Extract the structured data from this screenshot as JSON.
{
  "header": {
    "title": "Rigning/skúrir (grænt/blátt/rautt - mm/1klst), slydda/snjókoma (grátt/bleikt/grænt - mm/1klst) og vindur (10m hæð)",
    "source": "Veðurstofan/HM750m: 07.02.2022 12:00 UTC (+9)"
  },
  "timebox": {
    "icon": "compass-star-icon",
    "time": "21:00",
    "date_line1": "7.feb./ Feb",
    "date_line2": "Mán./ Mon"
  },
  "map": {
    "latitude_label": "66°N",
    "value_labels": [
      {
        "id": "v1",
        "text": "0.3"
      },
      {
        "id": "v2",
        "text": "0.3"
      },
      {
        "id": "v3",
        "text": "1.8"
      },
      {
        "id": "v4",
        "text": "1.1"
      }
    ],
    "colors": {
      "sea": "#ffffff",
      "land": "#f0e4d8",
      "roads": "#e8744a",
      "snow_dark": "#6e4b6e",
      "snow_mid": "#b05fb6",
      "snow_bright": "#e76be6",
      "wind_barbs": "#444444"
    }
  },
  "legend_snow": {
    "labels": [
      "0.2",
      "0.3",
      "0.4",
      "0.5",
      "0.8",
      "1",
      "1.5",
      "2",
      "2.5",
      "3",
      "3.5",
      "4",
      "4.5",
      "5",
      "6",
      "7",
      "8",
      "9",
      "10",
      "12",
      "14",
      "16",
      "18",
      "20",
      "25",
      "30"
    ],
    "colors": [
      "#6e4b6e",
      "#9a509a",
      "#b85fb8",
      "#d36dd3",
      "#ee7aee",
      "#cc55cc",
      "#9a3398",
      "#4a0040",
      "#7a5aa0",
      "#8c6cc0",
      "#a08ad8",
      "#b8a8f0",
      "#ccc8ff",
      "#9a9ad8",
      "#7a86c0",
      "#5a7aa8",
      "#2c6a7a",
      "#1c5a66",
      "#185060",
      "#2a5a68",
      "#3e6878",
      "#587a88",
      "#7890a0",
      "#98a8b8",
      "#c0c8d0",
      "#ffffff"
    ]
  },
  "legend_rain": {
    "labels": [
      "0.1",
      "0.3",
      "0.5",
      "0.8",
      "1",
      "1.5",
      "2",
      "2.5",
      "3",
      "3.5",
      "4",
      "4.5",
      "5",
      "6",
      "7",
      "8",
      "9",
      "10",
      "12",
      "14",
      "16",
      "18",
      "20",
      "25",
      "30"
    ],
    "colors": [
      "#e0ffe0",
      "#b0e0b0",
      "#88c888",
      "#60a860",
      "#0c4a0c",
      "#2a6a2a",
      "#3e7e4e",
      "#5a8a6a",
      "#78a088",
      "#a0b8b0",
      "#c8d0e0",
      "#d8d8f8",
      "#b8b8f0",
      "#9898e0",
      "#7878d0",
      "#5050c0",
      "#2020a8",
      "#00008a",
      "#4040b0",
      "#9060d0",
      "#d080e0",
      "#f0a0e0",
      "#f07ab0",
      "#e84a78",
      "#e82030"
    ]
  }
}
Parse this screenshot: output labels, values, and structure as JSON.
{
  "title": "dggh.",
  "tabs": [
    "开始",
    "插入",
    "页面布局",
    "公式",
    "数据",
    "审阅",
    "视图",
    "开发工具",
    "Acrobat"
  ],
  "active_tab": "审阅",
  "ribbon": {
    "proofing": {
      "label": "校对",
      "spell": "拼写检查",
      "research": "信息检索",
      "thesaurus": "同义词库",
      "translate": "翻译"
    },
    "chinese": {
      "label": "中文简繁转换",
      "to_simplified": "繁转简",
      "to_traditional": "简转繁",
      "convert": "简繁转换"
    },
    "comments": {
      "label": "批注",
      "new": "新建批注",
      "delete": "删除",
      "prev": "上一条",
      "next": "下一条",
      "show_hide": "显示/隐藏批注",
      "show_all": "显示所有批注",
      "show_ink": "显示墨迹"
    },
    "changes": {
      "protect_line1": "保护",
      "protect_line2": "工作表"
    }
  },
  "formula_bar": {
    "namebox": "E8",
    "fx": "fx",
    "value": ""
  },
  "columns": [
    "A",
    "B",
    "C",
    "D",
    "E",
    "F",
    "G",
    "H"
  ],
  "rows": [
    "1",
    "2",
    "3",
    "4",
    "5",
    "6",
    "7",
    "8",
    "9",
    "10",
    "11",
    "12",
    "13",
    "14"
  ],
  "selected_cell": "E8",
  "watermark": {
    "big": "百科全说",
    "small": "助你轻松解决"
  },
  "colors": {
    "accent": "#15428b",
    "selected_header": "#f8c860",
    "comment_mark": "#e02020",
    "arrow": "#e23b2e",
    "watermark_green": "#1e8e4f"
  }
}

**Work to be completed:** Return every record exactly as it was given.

**Answer box:**
Extract the structured data from this screenshot as JSON.
{
  "header": {
    "title": "Rigning/skúrir (grænt/blátt/rautt - mm/1klst), slydda/snjókoma (grátt/bleikt/grænt - mm/1klst) og vindur (10m hæð)",
    "source": "Veðurstofan/HM750m: 07.02.2022 12:00 UTC (+9)"
  },
  "timebox": {
    "icon": "compass-star-icon",
    "time": "21:00",
    "date_line1": "7.feb./ Feb",
    "date_line2": "Mán./ Mon"
  },
  "map": {
    "latitude_label": "66°N",
    "value_labels": [
      {
        "id": "v1",
        "text": "0.3"
      },
      {
        "id": "v2",
        "text": "0.3"
      },
      {
        "id": "v3",
        "text": "1.8"
      },
      {
        "id": "v4",
        "text": "1.1"
      }
    ],
    "colors": {
      "sea": "#ffffff",
      "land": "#f0e4d8",
      "roads": "#e8744a",
      "snow_dark": "#6e4b6e",
      "snow_mid": "#b05fb6",
      "snow_bright": "#e76be6",
      "wind_barbs": "#444444"
    }
  },
  "legend_snow": {
    "labels": [
      "0.2",
      "0.3",
      "0.4",
      "0.5",
      "0.8",
      "1",
      "1.5",
      "2",
      "2.5",
      "3",
      "3.5",
      "4",
      "4.5",
      "5",
      "6",
      "7",
      "8",
      "9",
      "10",
      "12",
      "14",
      "16",
      "18",
      "20",
      "25",
      "30"
    ],
    "colors": [
      "#6e4b6e",
      "#9a509a",
      "#b85fb8",
      "#d36dd3",
      "#ee7aee",
      "#cc55cc",
      "#9a3398",
      "#4a0040",
      "#7a5aa0",
      "#8c6cc0",
      "#a08ad8",
      "#b8a8f0",
      "#ccc8ff",
      "#9a9ad8",
      "#7a86c0",
      "#5a7aa8",
      "#2c6a7a",
      "#1c5a66",
      "#185060",
      "#2a5a68",
      "#3e6878",
      "#587a88",
      "#7890a0",
      "#98a8b8",
      "#c0c8d0",
      "#ffffff"
    ]
  },
  "legend_rain": {
    "labels": [
      "0.1",
      "0.3",
      "0.5",
      "0.8",
      "1",
      "1.5",
      "2",
      "2.5",
      "3",
      "3.5",
      "4",
      "4.5",
      "5",
      "6",
      "7",
      "8",
      "9",
      "10",
      "12",
      "14",
      "16",
      "18",
      "20",
      "25",
      "30"
    ],
    "colors": [
      "#e0ffe0",
      "#b0e0b0",
      "#88c888",
      "#60a860",
      "#0c4a0c",
      "#2a6a2a",
      "#3e7e4e",
      "#5a8a6a",
      "#78a088",
      "#a0b8b0",
      "#c8d0e0",
      "#d8d8f8",
      "#b8b8f0",
      "#9898e0",
      "#7878d0",
      "#5050c0",
      "#2020a8",
      "#00008a",
      "#4040b0",
      "#9060d0",
      "#d080e0",
      "#f0a0e0",
      "#f07ab0",
      "#e84a78",
      "#e82030"
    ]
  }
}
Parse this screenshot: output labels, values, and structure as JSON.
{
  "title": "dggh.",
  "tabs": [
    "开始",
    "插入",
    "页面布局",
    "公式",
    "数据",
    "审阅",
    "视图",
    "开发工具",
    "Acrobat"
  ],
  "active_tab": "审阅",
  "ribbon": {
    "proofing": {
      "label": "校对",
      "spell": "拼写检查",
      "research": "信息检索",
      "thesaurus": "同义词库",
      "translate": "翻译"
    },
    "chinese": {
      "label": "中文简繁转换",
      "to_simplified": "繁转简",
      "to_traditional": "简转繁",
      "convert": "简繁转换"
    },
    "comments": {
      "label": "批注",
      "new": "新建批注",
      "delete": "删除",
      "prev": "上一条",
      "next": "下一条",
      "show_hide": "显示/隐藏批注",
      "show_all": "显示所有批注",
      "show_ink": "显示墨迹"
    },
    "changes": {
      "protect_line1": "保护",
      "protect_line2": "工作表"
    }
  },
  "formula_bar": {
    "namebox": "E8",
    "fx": "fx",
    "value": ""
  },
  "columns": [
    "A",
    "B",
    "C",
    "D",
    "E",
    "F",
    "G",
    "H"
  ],
  "rows": [
    "1",
    "2",
    "3",
    "4",
    "5",
    "6",
    "7",
    "8",
    "9",
    "10",
    "11",
    "12",
    "13",
    "14"
  ],
  "selected_cell": "E8",
  "watermark": {
    "big": "百科全说",
    "small": "助你轻松解决"
  },
  "colors": {
    "accent": "#15428b",
    "selected_header": "#f8c860",
    "comment_mark": "#e02020",
    "arrow": "#e23b2e",
    "watermark_green": "#1e8e4f"
  }
}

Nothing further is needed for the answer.